Friday again, and a lovely one it turned out to be. Started out rainy and windy; hard trip to do my radio program in Standish. But this afternoon it is clearing, the patio thermometer says somewhere between 50 and 55. And I am looking forward to a nice trip to Kennebunk tomorrow to join friends for an organ get-together.
Last week I think I said I would do Jane Morgan, and then I forgot. I began researching Margaret Whiting, my friend Greg's favorite 50's vocalist. SO, if you are up to reading about two important vocalists, I will tell you about both of them.
Jane Currier (Morgan) is of particular interest to me because her brother Robert Currier established a very well known summer theater in Kennbunkport.
She was born in Newton, Mass.(Florence Currier, 1924) the daughter of two very accomplished musicians. Her father, from Munich, played in the Boston Symphony, and her mother was a graduate of New England Conservatory of Music. Both were composers, teachers and operated a family music school in Newton. (Bertram Currier was a collateral relative of the famous lithographer of Currier and Ives.) Jane was taught to sing, play piano and violin and dance. Her career as a performer began with roles in Robert Currier's Kenenbunkport Playhouse in summer theater. Her father died when she was only 13 and her mother moved the children to Daytona Beach Florida. After high school Jane attended Juliard School of Music to study opera. Studying by day, she performed in night clubs and at parties, Bar Mitzvahs and small restaurants to earn money to continue her education.
She was hired to sing in the Roseland Ballroom, six nights a week for $25 per week.
While still at Juliard, Art Mooney heard her perform and hired her. It was he who changed her name to Morgan by taking the first name of one of his vocalists, Janie Ford, and the last of another, Marian Morgan.
Because her mother had taught her flawless French, the impressario Bernard Hilda hired her to accompany him to Paris to sing in a nightclub he planned to open near the Eiffel Tower. She appeared regularly in the Club Des Champs Elysees, twice nightly, mostly to French audiences. Her songs were those of Cole Porter,George Gershwin, French songs, and standards of the century, all in correct French. She was a sensation there, and Hilda (and his gypsy violin) became a celebrity. Subsequently, she worked seven days a week touring all over Europe, Italy,Spain, Belgium, Switzerland and England. She was not by any means getting wealthy, but many fine designers of the day were eager to provide her with their creations. Remarkable hats, elegant gowns, style-setting wardrobes; she became a "continental chanteuse", but was hardly known in the US.
In 1952 Morgan went to Canada,opened at the Ritz as a soloist with a bilingual act, but returned to New York with performances in upscale nightclubs. She got her own radio program with NBC, backed by the 500-piece Symphony Orchestra. Then back to England in 1954.

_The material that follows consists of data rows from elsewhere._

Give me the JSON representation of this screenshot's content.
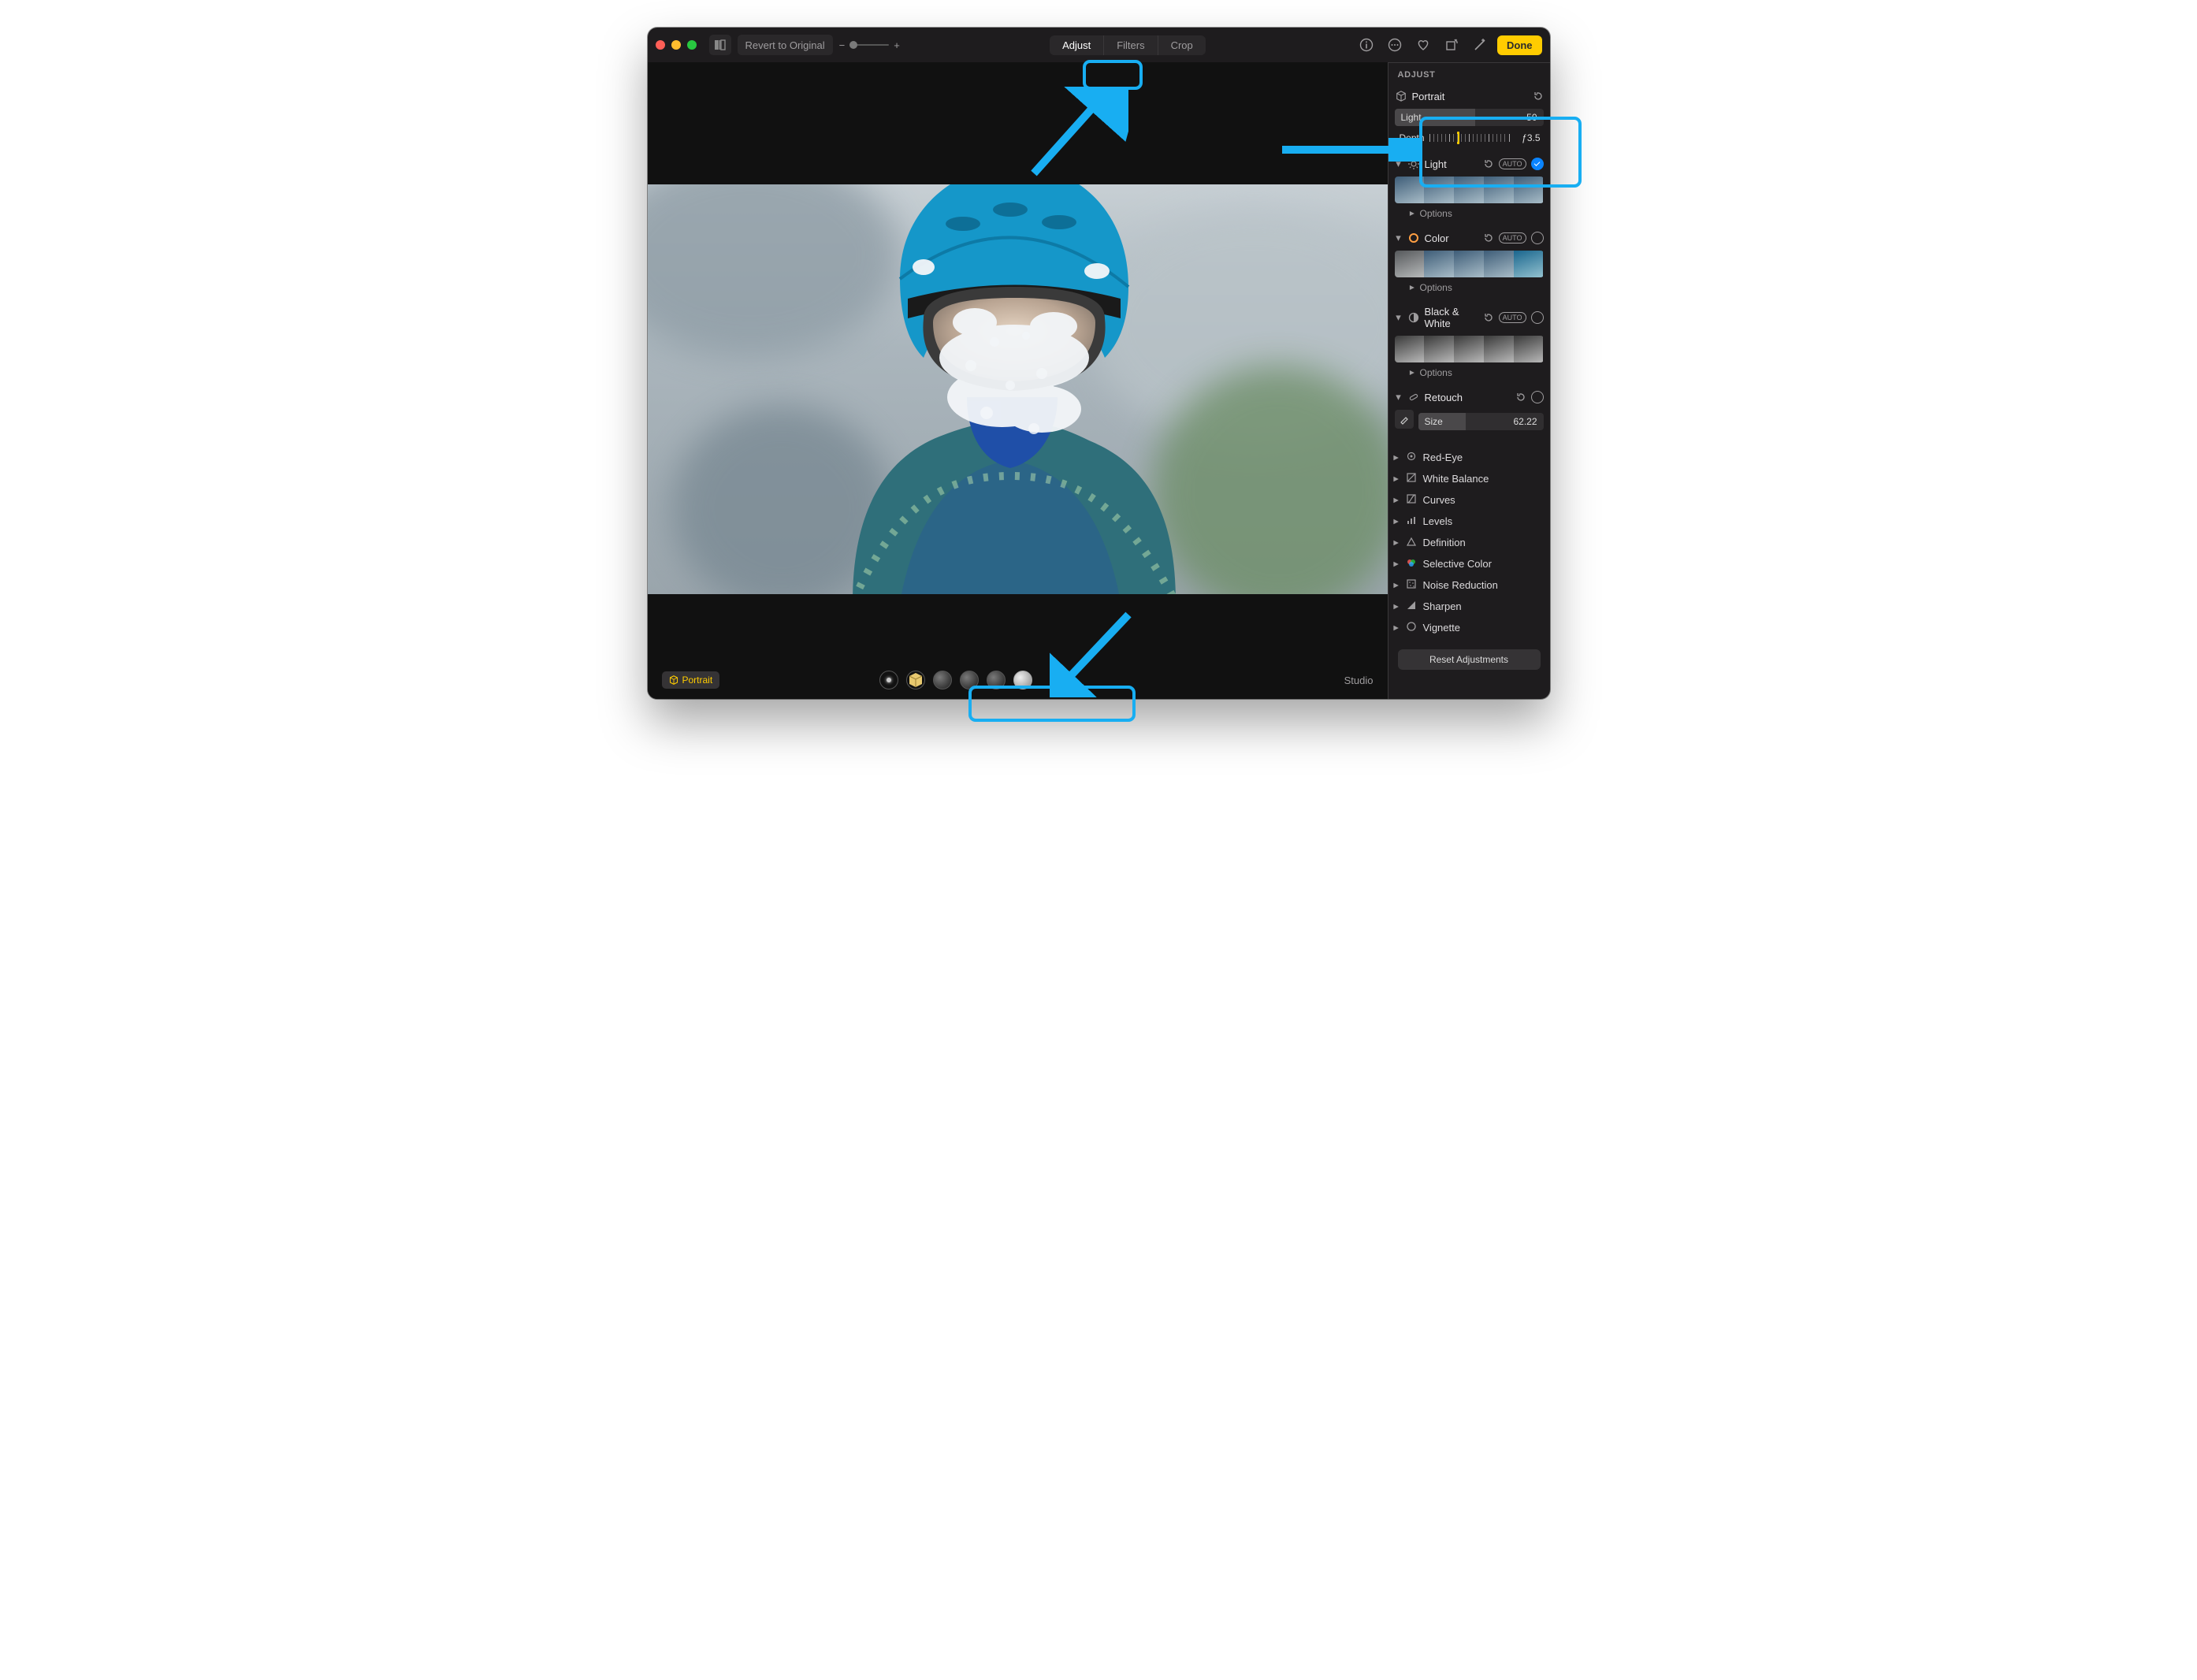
{
  "toolbar": {
    "revert_label": "Revert to Original",
    "tabs": [
      "Adjust",
      "Filters",
      "Crop"
    ],
    "active_tab": "Adjust",
    "done_label": "Done"
  },
  "canvas": {
    "badge_label": "Portrait",
    "lighting_label": "Studio",
    "lighting_options": [
      "Natural",
      "Studio",
      "Contour",
      "Stage",
      "Stage Mono",
      "High-Key Mono"
    ],
    "active_lighting_index": 1
  },
  "sidebar": {
    "panel_title": "ADJUST",
    "portrait": {
      "label": "Portrait",
      "light_label": "Light",
      "light_value": "50",
      "light_percent": 50,
      "depth_label": "Depth",
      "depth_value": "ƒ3.5",
      "depth_percent": 35
    },
    "light": {
      "label": "Light",
      "auto": "AUTO",
      "options": "Options",
      "enabled": true
    },
    "color": {
      "label": "Color",
      "auto": "AUTO",
      "options": "Options",
      "enabled": false
    },
    "bw": {
      "label": "Black & White",
      "auto": "AUTO",
      "options": "Options",
      "enabled": false
    },
    "retouch": {
      "label": "Retouch",
      "size_label": "Size",
      "size_value": "62.22",
      "size_percent": 33,
      "enabled": false
    },
    "collapsed": [
      {
        "label": "Red-Eye",
        "icon": "redeye-icon"
      },
      {
        "label": "White Balance",
        "icon": "whitebalance-icon"
      },
      {
        "label": "Curves",
        "icon": "curves-icon"
      },
      {
        "label": "Levels",
        "icon": "levels-icon"
      },
      {
        "label": "Definition",
        "icon": "definition-icon"
      },
      {
        "label": "Selective Color",
        "icon": "selectivecolor-icon"
      },
      {
        "label": "Noise Reduction",
        "icon": "noise-icon"
      },
      {
        "label": "Sharpen",
        "icon": "sharpen-icon"
      },
      {
        "label": "Vignette",
        "icon": "vignette-icon"
      }
    ],
    "reset_label": "Reset Adjustments"
  }
}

In 1962 she married Larry Stith. I could not turn up any additional information on Stith.
They divorced in 1965, and shortly after Morgan married Jerry Weintraub, her agent. Her agent/husband was responsible for booking her into US venues which led to her appearing in many radio programs and eventually on television.

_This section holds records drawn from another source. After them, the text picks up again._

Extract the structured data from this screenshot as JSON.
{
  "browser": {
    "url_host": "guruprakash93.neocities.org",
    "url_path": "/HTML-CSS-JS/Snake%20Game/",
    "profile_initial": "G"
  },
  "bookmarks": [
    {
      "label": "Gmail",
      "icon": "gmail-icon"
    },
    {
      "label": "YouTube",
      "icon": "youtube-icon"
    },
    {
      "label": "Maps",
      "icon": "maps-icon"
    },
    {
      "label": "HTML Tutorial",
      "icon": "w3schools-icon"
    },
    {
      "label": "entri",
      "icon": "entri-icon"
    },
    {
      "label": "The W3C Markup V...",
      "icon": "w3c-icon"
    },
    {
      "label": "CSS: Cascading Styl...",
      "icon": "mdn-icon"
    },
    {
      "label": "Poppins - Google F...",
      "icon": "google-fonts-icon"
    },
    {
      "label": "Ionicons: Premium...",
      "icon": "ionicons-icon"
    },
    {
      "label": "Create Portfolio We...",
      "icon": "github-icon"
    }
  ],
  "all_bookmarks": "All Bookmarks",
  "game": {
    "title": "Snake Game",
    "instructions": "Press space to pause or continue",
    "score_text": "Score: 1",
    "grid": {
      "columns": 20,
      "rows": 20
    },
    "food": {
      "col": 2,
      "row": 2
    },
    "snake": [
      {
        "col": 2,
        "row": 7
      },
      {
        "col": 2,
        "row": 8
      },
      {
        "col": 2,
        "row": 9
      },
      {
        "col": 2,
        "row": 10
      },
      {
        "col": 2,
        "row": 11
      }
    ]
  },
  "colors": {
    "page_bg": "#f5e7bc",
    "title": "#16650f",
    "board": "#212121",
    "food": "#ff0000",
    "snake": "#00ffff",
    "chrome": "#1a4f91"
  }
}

Many years ago the Kennebunkport Playhouse burned beyond salvaging. But to this day the Weintraubs maintain a lovely old farm home near that site which is known as Blueberry Hill. Florence Currier, the little girl who started in Kennebunkport Playhouse as a child performer, evolved into the lovely Jane Morgan who has credits to her name like Bells Are Ringing, Marry Me, Marry Me, Gentlemen Prefer Blondes, Anniversary Waltz, Affairs of State, Kiss Me Kate, and Mame She has appeared with Andy Williams, Burt Bachrach, with Gary Cooper in Love In the Afternoon, Chet Atkins (country/western? Yes!), Ed Sullivan, and Hollywood Palace. Her last appearances were with Johnny Cash (she did an answer to A Boy Named Sue titled A Girl Named Johnny Cash), and the Merv Griffin Show in 1971.

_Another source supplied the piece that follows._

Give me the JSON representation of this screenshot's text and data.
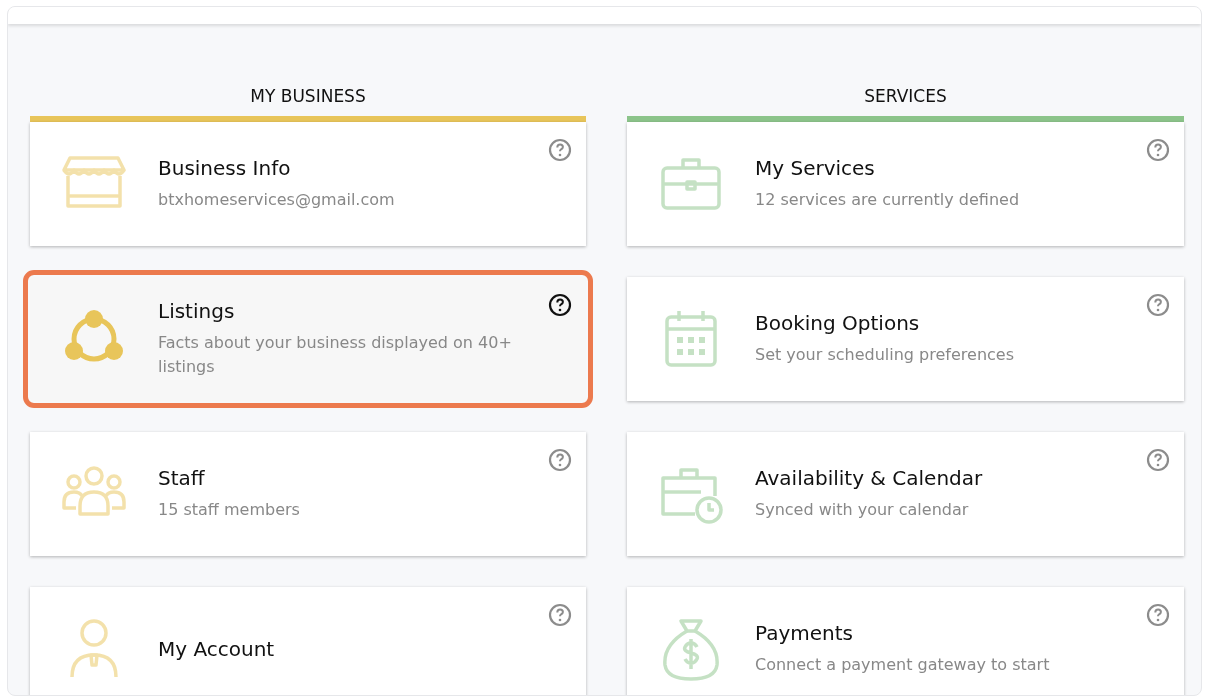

Jane and Jerry Weintrab adopted three children, Julie, Jamie and Jodie.
In all of these profiles of musicians I learn new things, and I only pass on those facts which I think are most interesting. I use Wikipedia and books which I have on hand.
Some performers have their own website which gives yet another side - their side - of their stories. IF you have a favorite performer, or a show or song you would like to to research, please let me know. If you don't want to use the "blogspot" to remark, just drop me a line at firstname.lastname@example.org, but please be sure to mark "blog" in the subject line, because if I don't recognize your URL or name I probably won't open the message.
I get a lot of offers for jobs from the UK to handle accounts in the US for sales made over there; almost daily I get a chance to win $50,000,000 from Africa; or inherit part of an estate in Australia from an unknown distant relative who just knew I would put it to good use and deserved to have it --if I would just send them $10,000 to assure the safe and prompt transfer. Yeah, sure.
Check the second post for today on Margaret Whiting.
Keep a song in your heart and keep the music playing. It's good for the soul. jem